Dataset content: Begin

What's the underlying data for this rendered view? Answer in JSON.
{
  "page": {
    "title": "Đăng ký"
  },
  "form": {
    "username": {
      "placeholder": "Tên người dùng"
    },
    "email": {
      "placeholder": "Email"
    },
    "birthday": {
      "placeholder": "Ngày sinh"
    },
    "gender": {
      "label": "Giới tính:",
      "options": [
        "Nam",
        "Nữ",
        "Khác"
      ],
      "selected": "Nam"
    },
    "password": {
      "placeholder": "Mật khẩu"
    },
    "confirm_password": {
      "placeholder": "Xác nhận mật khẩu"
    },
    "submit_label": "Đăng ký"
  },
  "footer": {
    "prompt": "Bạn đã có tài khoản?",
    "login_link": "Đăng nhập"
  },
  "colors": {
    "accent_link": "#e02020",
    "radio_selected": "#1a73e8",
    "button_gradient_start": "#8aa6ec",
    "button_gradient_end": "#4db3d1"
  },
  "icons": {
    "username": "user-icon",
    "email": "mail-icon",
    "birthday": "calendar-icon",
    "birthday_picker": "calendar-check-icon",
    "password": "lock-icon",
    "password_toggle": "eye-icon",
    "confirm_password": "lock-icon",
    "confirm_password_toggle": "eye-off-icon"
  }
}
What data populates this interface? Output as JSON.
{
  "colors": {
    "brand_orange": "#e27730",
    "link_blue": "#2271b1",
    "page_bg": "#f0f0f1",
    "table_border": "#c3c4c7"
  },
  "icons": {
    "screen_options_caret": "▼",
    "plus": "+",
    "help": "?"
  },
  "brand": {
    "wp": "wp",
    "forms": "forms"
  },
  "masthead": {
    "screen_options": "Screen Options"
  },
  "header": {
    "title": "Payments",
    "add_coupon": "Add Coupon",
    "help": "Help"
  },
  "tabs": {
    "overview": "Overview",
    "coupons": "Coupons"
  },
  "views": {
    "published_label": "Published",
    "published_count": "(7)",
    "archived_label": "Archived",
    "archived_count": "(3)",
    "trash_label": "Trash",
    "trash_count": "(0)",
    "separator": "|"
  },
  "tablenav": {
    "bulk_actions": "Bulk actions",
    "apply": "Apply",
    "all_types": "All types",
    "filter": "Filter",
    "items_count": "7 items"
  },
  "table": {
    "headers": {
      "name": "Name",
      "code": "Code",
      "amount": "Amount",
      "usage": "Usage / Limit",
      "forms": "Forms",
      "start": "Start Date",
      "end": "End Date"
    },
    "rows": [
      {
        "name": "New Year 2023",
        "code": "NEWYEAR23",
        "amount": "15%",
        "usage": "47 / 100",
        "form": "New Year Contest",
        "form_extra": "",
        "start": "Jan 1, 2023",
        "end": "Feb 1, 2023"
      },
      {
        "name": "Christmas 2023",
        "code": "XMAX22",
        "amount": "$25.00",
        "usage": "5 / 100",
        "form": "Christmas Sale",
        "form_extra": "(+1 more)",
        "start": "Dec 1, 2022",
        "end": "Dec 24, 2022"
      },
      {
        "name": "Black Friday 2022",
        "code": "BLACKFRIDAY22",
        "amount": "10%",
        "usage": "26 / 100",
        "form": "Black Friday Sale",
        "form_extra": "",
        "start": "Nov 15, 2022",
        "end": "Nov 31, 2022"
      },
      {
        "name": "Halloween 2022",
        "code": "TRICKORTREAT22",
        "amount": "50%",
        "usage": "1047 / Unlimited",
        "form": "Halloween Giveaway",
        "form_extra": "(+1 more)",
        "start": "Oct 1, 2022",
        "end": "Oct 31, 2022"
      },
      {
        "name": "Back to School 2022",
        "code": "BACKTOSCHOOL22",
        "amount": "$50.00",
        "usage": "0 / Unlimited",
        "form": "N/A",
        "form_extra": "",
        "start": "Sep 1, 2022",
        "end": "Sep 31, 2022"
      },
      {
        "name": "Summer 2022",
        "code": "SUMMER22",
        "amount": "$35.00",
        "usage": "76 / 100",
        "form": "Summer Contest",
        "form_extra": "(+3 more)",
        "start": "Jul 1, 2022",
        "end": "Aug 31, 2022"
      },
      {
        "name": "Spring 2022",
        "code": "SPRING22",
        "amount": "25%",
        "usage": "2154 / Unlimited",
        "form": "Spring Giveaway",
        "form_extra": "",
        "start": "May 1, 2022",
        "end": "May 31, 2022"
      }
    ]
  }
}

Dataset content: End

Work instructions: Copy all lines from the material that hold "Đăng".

Answer space:
    "title": "Đăng ký"
    "submit_label": "Đăng ký"
    "login_link": "Đăng nhập"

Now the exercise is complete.